In short, the Pakistani army and its ISI spies are once again playing with fire—with India, the LeT and Kashmir—in order to secure domestic gains against their civilian leaders. Sharif is a weak prime minister today, just as he was the last two times he held that position in the 1990s, but he is the elected leader of the country. He should be allowed to finish his time in office.
The U.S. should step up intelligence cooperation with India to prevent and deter attacks such as the ones in Mumbai and Herat. Even if a terrorist action cannot be foiled, the more information exchanged about Pakistani ISI involvement with LeT, the more likely the U.S. will have credibility with New Delhi if a crisis does occur.
The United States should also consider a unilateral step if another attack occurs, threatening to place Pakistan on the State Department list of states sponsoring terrorism. America would treat Pakistan as a pariah like North Korea. It certainly meets the criteria and has for decades. The first Bush administration seriously considered this measure in 1992, although such a step obviously would have immense consequences for U.S.-Pakistan relations.
A more limited option would be to target specific sanctions against individual Pakistani officials involved in supporting terrorism, like members of ISI’s “S” branch that handles liaison with LeT, the Haqqani network and others. A targeted sanctions move against specific Pakistani military officials would send a strong deterrent message to the Pakistani army and could be a warning shot before putting Pakistan on the list of terror patrons.

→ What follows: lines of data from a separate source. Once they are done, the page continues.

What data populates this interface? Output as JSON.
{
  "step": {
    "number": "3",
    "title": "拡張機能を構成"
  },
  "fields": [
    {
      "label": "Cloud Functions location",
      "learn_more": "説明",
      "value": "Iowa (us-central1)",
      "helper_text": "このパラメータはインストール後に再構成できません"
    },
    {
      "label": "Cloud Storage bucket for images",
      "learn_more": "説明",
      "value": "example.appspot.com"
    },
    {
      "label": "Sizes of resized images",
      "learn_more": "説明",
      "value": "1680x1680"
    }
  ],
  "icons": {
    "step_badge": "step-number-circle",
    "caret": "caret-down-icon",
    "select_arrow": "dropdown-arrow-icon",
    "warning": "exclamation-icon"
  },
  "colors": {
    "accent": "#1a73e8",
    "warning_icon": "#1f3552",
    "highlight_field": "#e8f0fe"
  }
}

Finally there should be contingency planning between Washington and New Delhi about managing a future Indo-Pakistan crisis like the Mumbai crisis. This would be intended to create dialogue, not create a platform to gang up on Pakistan. But in any case it would be prudent to plan for the worst.
This piece was originally published by The Daily Beast.